Thanks for reading.

I paint in order to remember.

I journal because I am alone.

I blog to remind myself that I am not alone.

Trying to Capture the Late Night Shadows in a Watercolor

April 26, 2013
Painting in the Man Cave Late Friday Night

Painting in the Man Cave Late Friday Night

 

Detailing the Door and Darkening the Surrounding Shadows

Detailing the Door and Darkening the Surrounding Shadows

If a painting is good, it will be mostly memory.

Andrew Wyeth

I spent much of this evening, listening to Andrew Wyeth documentaries on VHS and DVD, as the shadows gathered in the Man Cave.  As I look at Wyeth’s drybrush and watercolor sketches, I am mesmerized at his dark, dim interiors.  The D’Arches paper I use makes me think I am painting on snow–it is so white and reflective.  I apply countless glazes of pigment, trying to darken the areas around this pale blue bucket and capture the essence of the dim interior of a garage, work shed or barn.  One of these days, perhaps I’ll figure it out.

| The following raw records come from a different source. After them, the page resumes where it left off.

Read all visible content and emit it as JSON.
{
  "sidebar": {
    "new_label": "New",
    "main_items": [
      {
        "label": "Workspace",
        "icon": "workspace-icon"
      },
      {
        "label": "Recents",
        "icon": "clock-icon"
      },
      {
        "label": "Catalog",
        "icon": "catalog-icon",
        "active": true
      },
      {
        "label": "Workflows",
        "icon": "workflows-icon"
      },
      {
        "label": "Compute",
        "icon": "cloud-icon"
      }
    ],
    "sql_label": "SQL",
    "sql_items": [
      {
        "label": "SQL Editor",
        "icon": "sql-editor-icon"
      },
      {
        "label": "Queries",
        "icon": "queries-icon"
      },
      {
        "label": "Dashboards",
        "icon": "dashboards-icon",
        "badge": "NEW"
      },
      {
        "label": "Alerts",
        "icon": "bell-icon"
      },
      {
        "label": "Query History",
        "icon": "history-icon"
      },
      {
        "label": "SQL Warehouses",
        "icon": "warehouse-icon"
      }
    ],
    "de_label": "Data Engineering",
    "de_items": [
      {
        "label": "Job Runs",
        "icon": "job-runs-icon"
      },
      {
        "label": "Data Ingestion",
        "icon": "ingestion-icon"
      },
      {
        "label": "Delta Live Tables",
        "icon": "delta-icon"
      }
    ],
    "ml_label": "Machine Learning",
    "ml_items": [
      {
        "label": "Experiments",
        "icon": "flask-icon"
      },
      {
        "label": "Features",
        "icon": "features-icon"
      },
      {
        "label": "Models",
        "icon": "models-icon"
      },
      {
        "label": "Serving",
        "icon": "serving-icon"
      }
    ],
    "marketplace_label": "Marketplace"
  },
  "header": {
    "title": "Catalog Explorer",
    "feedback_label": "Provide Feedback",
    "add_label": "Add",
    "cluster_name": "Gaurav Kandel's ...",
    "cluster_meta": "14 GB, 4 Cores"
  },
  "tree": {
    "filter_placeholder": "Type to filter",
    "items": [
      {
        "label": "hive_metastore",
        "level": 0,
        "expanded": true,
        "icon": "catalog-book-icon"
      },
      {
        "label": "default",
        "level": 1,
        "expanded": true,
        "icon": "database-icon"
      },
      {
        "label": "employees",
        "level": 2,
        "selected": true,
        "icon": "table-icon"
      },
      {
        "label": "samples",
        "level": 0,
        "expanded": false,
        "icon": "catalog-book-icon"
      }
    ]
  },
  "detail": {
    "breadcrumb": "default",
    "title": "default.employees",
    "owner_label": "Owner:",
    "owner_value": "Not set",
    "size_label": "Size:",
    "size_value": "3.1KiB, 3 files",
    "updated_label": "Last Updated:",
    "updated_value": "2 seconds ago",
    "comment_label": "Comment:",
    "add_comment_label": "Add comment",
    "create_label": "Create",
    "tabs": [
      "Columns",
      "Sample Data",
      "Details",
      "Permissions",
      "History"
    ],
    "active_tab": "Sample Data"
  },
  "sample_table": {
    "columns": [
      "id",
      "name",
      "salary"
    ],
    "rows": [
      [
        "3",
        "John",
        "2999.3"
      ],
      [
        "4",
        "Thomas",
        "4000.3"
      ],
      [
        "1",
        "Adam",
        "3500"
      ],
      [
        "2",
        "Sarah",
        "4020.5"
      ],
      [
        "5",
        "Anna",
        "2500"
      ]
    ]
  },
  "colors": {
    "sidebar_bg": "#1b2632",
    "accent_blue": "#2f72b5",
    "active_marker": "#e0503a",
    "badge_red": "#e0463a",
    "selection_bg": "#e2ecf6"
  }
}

I did enjoy “scarifying” the door in the background.  My Man Cave has nine aged doors that I keep moving around and studying for their varying textures and colors.  I really want to master abused wood textures and colors in watercolor.  This has been a fascinating study for me.  I have combined watercolor, x-acto knife scrapes, colored pencil, watercolor pencil, graphite and fingerprints to build up layers of door grime.  I just love getting into this.

I’m still not sure how to get the blue pail to “pop.”  The blues I have been pouring on it have not really worked to my liking, yet.  I have worked transparently, layering wash after wash.  There is still plenty of paper surface shining up through the layers of pigment, but I’m still not getting the luminosity I want.  I’m not sure how to solve this issue yet.

The overturned Coca-Cola crate has surprised me.  I’ve barely touched it, and I feel that it is about “there”, if not “there” already.  I had this same issue twice before when painting a cast-iron skillet in my two large still-lifes back in January.  The skillet only required minimal work and was done.  I was disappointed!  I wanted to work it, re-work it, and re-work it, applying layers and textures, and building up pigments, but it seemed to shape itself rather quickly.  That is what has happened to the Coca-Cola crate–I had all kinds of plans for it, and it looked “finished” before I even got into it.  Oh well.  Maybe the next time it will be more obdurate.

Well, it’s getting late.  I have a plein air invitation pending for tomorrow, and I’m seriously considering participating in the event.  So I guess I’ll turn out the lights and give this painting a rest.  Tomorrow in the daylight I can see if I like what’s happening.

Thanks always for reading.

I paint to remember.

I journal because I am alone.

I blog to remind myself that I am not alone.